Gain Control of EscrowManaging your own escrow used to be a popular technique among homeowners. But like all things, it has gone in and out of fashion. There was a time when taking control of escrow saved time and hassles. When the bank managed the fund, homeowners had to forward all of the insurance and tax bills to the escrow account, wait for it to get lost in the mail so they could send it again and wait to get threatening letters from the tax man or the insurance agent. Then there was the inevitable one-hour call to the bank or servicing agent, getting transfered to five representatives until you could find one who was willing to help you get things straightened out. But these days, letting the bank manage your escrow is nearly hassle free. But there are still good reasons to manage your own escrow.

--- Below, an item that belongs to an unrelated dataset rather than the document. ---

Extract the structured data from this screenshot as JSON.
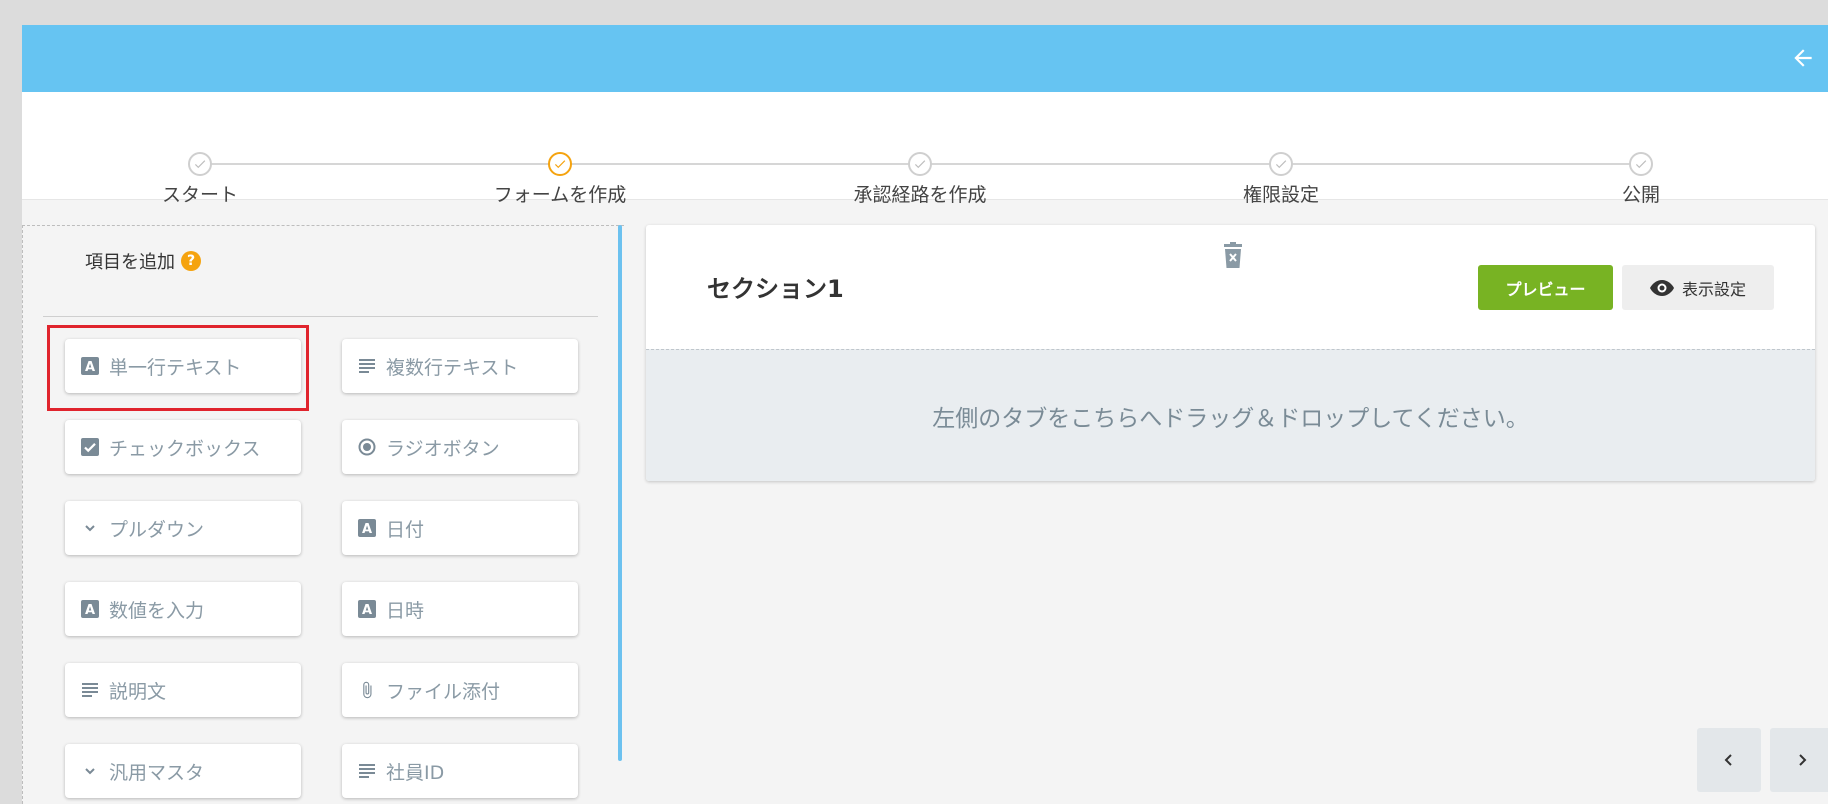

First, let’s make sure you understand just what escrow is. It is an arrangement between two parties (i.e. a home buyer and a mortgage lender), where a trust banking account is opened and held in the name of the borrower, and then maintained by the lending company. This trust account is used to pay home related fees such as property taxes and the premiums for the borrower’s homeowner’s insurance. The taxes and insurance are often called “escrow” because they are so often associated with these kinds of accounts.

To fund the account, the bank will estimate what it thinks your insurance and tax bills should be and then charge you 1/12 the total each month. Because banks now have services that hunt down tax and insurance bills for you, there is no aggravating paperwork or phone calls to deal with.

So if this system works so smoothly now, why would someone want to manage his own escrow? Why not just let the bank take care of the dirty work? One noun most aptly describes the reason: control.

When you manage the funds to pay insurance and taxes, you set it aside only in the exact amounts needed and when it is needed. Banks sometimes charge the full year’s escrow up front, meanwhile your money sits in the account and earns you nothing. Why not put a years worth in your own high-interest account and pocket the interest? Better yet, put it down towards the principal on the loan!

Instead of being at the bank’s mercy when an escrow increase comes, you have the freedom to save the money if you please. Some people pay taxes and insurance on credit cards to get an extra 30 days interest out of the money. You can really squeeze a good chunk out of your escrow if you manage it well.

You will also be in control to be sure those bills are paid on time. Where you forget to pay or whether the bank misses a payment, you are still the one who gets the late fees on the taxes or the cancellation letter from the insurance company. When you manage the funds yourself, you are in full control, with the ability to know with certainty that the bills are paid on time.

You may also be able to save money by managing your own taxes and insurance. When the bank manages escrow, there are fees associated with the account maintenance. Those costs are usually passed on to the homeowner.

Unfortunately, not all lenders allow owners to manage their own bills for taxes and insurance. Only the best risks with an excellent loan to value ratio will be approved.  So managing your own escrow is not an option for everyone, but it is still a good idea to ask at the time you are applying for a loan and again at closing just to be sure.